**Task brief:** Among the records below, find each line that includes the string "subtitle" and copy it.

= = = = =

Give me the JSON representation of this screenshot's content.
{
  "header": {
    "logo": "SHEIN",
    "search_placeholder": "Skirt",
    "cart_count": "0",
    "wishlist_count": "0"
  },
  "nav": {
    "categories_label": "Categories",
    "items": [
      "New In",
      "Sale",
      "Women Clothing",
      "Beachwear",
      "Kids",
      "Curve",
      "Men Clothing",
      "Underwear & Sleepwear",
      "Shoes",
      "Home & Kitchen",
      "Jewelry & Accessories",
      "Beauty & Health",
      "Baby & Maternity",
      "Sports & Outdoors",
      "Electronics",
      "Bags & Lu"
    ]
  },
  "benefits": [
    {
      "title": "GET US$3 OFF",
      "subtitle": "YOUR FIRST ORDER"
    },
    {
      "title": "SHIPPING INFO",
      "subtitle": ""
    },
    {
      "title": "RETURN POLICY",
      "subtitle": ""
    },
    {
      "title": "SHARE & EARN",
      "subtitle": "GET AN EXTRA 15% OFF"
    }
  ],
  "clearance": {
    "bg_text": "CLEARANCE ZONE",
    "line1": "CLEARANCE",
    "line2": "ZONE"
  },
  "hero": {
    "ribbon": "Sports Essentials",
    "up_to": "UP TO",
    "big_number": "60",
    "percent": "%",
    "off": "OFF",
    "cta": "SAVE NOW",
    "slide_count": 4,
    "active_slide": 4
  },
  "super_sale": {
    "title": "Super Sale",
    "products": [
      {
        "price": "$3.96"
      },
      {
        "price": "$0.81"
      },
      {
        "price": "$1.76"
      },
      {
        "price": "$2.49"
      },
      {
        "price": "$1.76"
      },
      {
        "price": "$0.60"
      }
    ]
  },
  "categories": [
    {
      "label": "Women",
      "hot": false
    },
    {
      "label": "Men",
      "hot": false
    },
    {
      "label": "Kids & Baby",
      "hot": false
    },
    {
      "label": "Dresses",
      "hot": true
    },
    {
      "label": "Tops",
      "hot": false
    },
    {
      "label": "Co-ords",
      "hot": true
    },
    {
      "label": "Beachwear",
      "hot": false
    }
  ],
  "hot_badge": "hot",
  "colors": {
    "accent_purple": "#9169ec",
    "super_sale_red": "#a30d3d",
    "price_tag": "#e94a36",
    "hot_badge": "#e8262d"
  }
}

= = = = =

**Answer:**
      "subtitle": "YOUR FIRST ORDER"
      "subtitle": ""
      "subtitle": ""
      "subtitle": "GET AN EXTRA 15% OFF"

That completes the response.